Countering Interference

The Republic of China has passed a law aimed at blocking the People’s Republic of China’s efforts at interfering with the RoC’s elections, which will occur 11 Jan.

Passage gained urgency after RoC opposition parties—especially the KMT—nominated candidates who openly and enthusiastically support “reunification” with the PRC and after the PRC’s influence over RoC media companies became overt.  The PRC has been

providing campaign funds and even mobilized support on social media for candidates from the main opposition Nationalist Party (KMT)….

These elections, with President Tsai Ing-wen expected to be reelected despite PRC interference, make this an especially fragile time for the nation.

“New Strategic Weapon”

Baby Kim, MFWIC of northern Korea has told us all that he’ll soon unveil one of these.
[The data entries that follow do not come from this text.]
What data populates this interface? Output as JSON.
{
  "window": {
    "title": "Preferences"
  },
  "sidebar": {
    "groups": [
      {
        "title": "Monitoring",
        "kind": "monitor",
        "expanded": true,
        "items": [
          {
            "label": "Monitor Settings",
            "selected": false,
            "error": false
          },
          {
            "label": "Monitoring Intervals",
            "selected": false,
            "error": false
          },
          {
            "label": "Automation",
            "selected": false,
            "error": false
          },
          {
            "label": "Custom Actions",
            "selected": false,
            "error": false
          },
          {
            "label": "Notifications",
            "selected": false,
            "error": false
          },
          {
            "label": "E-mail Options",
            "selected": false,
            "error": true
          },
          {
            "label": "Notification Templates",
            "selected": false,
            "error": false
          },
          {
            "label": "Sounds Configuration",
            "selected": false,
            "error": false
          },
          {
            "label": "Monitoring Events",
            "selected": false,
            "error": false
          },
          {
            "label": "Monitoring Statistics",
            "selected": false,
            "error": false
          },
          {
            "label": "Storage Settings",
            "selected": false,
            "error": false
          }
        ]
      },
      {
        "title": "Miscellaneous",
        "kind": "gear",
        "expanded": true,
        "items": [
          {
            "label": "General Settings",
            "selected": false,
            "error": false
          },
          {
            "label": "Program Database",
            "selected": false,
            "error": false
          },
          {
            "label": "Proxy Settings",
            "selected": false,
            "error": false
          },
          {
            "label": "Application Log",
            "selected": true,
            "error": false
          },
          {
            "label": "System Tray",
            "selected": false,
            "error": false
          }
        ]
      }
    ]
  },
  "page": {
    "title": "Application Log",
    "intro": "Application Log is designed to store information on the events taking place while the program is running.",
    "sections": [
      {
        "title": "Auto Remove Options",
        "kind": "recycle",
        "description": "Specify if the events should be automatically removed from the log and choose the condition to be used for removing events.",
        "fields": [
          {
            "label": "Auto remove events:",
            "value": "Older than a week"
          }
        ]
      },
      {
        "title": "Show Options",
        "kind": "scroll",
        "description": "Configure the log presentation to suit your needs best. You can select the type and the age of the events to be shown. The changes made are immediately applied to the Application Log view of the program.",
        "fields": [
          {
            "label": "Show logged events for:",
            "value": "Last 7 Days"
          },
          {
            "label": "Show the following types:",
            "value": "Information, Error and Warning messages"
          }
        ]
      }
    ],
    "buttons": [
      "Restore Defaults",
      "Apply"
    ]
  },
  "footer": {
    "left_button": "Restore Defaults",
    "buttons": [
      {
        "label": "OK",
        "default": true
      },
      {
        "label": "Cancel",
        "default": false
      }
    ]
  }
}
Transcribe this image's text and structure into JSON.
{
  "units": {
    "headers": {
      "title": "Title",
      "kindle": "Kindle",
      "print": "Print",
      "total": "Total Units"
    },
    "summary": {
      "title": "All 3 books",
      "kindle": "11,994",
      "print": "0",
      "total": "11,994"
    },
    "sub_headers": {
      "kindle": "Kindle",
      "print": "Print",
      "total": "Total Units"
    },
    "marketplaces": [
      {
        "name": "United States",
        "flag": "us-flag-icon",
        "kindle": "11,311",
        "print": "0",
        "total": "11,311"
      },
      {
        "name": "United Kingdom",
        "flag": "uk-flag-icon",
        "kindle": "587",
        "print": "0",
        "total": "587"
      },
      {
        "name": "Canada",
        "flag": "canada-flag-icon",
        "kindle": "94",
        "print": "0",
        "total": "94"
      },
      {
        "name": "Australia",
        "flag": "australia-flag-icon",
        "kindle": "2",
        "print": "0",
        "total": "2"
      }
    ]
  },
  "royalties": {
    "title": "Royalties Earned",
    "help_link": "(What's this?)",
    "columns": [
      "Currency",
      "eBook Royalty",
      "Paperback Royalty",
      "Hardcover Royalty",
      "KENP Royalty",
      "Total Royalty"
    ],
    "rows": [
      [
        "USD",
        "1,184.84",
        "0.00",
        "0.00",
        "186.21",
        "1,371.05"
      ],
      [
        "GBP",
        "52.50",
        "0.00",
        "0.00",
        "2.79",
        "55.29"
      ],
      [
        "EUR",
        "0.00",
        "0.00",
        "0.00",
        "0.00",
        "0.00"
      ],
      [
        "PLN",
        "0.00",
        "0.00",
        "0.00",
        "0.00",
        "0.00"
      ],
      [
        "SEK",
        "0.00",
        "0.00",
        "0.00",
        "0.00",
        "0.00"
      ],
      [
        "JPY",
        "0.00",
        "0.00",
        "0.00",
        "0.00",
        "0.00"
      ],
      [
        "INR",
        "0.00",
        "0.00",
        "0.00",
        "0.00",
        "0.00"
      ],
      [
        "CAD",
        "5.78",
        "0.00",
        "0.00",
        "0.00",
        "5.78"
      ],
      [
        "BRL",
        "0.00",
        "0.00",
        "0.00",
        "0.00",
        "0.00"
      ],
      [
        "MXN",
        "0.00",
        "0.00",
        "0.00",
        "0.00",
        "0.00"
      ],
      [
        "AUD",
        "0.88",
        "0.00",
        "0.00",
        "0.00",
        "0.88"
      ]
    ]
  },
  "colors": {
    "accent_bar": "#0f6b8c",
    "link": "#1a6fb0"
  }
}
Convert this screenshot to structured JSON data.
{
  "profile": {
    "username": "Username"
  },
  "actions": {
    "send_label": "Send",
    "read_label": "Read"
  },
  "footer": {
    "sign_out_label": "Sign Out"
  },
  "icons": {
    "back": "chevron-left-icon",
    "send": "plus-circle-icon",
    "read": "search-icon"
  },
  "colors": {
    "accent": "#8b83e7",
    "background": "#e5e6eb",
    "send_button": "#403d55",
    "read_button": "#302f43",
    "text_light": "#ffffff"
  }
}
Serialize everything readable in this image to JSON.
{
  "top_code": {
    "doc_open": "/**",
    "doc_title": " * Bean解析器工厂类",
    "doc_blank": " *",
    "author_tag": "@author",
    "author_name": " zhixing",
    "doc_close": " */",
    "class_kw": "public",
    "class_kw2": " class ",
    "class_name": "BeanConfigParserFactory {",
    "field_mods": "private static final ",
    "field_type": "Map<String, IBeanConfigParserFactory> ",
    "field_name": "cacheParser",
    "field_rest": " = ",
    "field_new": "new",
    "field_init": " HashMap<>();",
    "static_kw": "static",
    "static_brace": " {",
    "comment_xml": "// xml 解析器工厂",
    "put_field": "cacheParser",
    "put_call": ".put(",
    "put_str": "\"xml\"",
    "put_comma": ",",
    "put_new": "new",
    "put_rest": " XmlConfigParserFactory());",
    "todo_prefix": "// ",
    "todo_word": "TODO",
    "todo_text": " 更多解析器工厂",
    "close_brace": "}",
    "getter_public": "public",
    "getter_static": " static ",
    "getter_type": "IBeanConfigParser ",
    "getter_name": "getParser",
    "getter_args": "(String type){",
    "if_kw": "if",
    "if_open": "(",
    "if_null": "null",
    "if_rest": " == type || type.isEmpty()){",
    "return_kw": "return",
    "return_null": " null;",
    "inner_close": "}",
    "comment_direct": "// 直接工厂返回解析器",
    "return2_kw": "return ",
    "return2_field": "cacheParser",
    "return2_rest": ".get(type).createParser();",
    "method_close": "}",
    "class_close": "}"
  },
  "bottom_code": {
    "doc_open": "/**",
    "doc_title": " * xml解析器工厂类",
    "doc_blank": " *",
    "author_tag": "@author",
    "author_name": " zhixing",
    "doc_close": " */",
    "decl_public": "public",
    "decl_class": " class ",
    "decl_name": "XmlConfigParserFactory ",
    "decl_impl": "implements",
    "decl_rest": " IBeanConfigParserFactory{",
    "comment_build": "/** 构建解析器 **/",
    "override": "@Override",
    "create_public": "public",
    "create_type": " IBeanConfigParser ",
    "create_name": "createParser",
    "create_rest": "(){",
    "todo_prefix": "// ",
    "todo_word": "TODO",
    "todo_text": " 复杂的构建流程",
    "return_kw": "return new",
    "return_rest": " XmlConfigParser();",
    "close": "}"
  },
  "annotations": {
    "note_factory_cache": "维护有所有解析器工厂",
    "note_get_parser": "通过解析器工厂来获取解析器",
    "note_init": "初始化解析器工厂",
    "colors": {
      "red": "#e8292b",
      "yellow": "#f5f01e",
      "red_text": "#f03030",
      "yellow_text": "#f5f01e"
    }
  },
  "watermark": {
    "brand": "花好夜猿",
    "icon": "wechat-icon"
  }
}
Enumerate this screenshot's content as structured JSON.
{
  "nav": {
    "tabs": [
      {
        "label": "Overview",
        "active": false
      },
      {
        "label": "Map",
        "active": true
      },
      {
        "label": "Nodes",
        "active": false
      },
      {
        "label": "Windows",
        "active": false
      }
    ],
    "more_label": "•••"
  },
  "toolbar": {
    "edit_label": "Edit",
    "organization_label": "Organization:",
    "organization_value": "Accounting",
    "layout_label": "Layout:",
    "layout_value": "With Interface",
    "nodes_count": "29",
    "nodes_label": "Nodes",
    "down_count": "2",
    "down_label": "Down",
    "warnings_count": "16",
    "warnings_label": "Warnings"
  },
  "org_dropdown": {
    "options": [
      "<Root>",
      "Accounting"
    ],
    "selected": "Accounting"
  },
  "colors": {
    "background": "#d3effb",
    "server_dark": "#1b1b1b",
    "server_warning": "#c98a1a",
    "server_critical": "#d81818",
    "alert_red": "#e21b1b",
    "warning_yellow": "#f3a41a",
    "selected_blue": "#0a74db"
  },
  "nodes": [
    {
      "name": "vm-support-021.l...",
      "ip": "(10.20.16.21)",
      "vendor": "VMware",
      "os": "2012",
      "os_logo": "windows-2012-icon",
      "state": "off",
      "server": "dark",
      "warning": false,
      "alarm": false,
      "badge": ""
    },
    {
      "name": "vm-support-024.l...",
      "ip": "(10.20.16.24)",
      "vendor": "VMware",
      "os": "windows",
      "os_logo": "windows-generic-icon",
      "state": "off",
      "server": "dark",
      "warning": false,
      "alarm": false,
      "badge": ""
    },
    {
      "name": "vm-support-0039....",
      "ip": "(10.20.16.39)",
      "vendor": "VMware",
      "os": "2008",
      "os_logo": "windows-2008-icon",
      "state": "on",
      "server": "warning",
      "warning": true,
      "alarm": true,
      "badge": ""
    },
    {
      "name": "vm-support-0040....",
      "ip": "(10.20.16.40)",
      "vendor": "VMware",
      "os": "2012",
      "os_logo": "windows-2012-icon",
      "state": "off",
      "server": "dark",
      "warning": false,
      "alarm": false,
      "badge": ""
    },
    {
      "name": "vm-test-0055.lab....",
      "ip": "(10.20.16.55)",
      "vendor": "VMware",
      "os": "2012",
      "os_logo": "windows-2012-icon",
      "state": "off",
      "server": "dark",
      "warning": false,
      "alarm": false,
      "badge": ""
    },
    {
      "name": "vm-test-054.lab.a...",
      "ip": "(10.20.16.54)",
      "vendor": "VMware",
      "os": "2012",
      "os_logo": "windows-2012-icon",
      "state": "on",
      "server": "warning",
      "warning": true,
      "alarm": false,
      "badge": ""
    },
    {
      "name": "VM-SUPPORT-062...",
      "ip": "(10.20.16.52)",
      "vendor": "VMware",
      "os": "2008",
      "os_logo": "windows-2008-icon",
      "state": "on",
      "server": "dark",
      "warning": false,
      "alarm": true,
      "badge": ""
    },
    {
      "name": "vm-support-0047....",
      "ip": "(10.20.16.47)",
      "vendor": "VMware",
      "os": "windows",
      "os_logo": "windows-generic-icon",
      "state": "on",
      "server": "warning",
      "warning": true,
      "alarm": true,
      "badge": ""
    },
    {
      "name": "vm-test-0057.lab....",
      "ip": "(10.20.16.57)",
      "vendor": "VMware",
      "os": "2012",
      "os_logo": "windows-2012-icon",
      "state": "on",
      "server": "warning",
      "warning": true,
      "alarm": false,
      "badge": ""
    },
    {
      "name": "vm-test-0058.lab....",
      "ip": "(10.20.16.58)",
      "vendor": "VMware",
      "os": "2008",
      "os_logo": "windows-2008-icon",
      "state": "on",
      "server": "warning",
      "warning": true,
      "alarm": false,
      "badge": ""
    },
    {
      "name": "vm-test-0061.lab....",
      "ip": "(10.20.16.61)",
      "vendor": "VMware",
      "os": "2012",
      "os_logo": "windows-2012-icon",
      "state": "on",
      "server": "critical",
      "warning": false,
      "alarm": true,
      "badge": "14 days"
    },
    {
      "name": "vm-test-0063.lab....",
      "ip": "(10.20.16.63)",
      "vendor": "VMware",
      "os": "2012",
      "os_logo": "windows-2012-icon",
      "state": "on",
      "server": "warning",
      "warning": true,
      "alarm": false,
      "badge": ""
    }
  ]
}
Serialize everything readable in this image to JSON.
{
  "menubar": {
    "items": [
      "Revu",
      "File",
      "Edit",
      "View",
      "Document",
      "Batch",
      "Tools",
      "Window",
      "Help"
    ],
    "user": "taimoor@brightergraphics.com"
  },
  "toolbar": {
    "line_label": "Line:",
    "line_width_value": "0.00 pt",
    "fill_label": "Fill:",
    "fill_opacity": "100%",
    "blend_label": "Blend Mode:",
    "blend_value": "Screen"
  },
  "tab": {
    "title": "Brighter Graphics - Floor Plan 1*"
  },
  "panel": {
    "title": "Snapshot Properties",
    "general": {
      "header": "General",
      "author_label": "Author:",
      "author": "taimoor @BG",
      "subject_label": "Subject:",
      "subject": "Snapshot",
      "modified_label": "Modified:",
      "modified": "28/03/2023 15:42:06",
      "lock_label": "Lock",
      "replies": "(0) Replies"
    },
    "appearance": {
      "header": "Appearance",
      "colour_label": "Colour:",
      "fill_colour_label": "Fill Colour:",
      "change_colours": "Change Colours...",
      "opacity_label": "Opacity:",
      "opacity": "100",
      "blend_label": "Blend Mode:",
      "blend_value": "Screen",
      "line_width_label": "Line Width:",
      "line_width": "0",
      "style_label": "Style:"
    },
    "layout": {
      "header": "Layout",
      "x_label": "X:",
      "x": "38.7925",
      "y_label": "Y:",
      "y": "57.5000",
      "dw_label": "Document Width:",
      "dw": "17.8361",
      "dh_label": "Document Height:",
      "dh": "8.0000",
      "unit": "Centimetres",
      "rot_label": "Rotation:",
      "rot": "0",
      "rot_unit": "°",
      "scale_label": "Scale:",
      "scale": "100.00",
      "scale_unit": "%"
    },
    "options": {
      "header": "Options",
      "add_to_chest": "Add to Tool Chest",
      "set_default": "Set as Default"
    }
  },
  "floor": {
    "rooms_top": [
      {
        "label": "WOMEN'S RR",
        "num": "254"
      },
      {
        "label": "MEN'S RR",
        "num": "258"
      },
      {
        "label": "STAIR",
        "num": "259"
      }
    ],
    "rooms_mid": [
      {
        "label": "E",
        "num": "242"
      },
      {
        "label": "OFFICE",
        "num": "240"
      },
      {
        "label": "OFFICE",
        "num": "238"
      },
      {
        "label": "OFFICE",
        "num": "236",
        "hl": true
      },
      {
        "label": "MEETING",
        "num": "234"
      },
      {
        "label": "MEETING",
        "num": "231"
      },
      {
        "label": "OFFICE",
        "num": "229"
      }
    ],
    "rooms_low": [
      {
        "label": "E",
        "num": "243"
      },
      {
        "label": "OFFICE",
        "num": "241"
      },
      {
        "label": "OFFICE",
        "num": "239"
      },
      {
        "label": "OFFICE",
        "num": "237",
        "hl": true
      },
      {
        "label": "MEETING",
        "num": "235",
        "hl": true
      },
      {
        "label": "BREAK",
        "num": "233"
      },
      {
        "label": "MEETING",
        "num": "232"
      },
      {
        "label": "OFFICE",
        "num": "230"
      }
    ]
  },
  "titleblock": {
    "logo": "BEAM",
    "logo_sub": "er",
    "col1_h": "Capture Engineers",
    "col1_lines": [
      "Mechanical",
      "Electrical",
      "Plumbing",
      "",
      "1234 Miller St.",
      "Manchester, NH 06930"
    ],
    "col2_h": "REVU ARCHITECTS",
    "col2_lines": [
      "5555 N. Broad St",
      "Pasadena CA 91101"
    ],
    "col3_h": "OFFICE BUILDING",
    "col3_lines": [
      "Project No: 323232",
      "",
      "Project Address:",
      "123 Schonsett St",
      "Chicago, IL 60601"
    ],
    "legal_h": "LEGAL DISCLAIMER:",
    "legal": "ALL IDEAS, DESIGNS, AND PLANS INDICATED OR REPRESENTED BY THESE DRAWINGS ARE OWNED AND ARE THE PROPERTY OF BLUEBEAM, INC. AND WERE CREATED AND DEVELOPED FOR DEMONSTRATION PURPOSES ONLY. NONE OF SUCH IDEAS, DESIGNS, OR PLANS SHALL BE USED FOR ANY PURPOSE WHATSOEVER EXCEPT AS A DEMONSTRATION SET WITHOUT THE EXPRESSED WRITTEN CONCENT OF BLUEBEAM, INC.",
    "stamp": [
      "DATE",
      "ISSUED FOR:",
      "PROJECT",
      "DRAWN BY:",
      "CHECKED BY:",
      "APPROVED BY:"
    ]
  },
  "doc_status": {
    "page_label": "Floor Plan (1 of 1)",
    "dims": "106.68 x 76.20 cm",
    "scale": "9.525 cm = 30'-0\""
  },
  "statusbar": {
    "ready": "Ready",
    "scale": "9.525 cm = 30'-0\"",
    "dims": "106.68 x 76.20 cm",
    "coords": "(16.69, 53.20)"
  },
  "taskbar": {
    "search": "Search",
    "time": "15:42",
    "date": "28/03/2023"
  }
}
Timothy Martin, writing in Wednesday’s Wall Street Journal, speculated that it’ll likely be something along traditional lines.

North Korean leader Kim Jong Un said the world will witness a “new strategic weapon” from the isolated regime in the near future as he sees little reason to stick with his country’s suspension of testing long-range missile technology.
But Mr Kim left vague whether the new weapon would be a nuclear test or an intercontinental ballistic missile.

Time to Leave

Turkey’s President Recep Tayyip Erdoğan has announced that if the US goes forward with sanctions over this NATO member’s purchase of advanced weapons systems from one of NATO’s (and the US’) staunchest enemies, he’ll close the bases we use there. He also implied such action in response to Congress’ belated official recognition of the genocide the then-Turkish government perpetrated on Armenians 100 years ago.

If necessary, we’ll close Incirlik and also Kurecik. If the threat of sanctions is implemented against us, we’ll respond to them in the framework of reciprocity.

Aside from air operations staging from these bases, we also have some nuclear bombs stored there.

“Peace” in Donbas

Russia and Ukraine say they have agreed a ceasefire, to be effective by year’s end, in eastern Ukraine, currently occupied by Russia (along with Crimea) and Russia-instigated and -backed “rebels.”  It’s an unsatisfactory ceasefire.

There is no agreement on a timetable for free elections in the occupied eastern oblasts, even assuming the dubious need at all for elections there separate from the regular national elections. Ukraine’s President Volodymyr Zelenskiy wants Russian troops out of those oblasts before the elections; Russia’s President Vladimir Putin insists merely that Ukraine should give those oblasts autonomy before the elections. Zelenskiy is right: elections have no possibility of being free with Russian troops occupying the region.  It’s an unsatisfactory ceasefire.


It turns out the People’s Republic of China government is a collection of pikers compared to Russia’s Vladimir Putin.

Russian President Vladimir Putin signed a pair of bills Monday, one of which will require all consumer electronic devices sold in the country to be pre-installed with Russian software, while the other will register individual journalists as foreign agents.

Government spyware pre-installed on Russian citizens’ devices, so Russia’s modern-day KGB successor can track where Russian citizens are, with whom they’re communicating, what they’re doing, down to the last detail.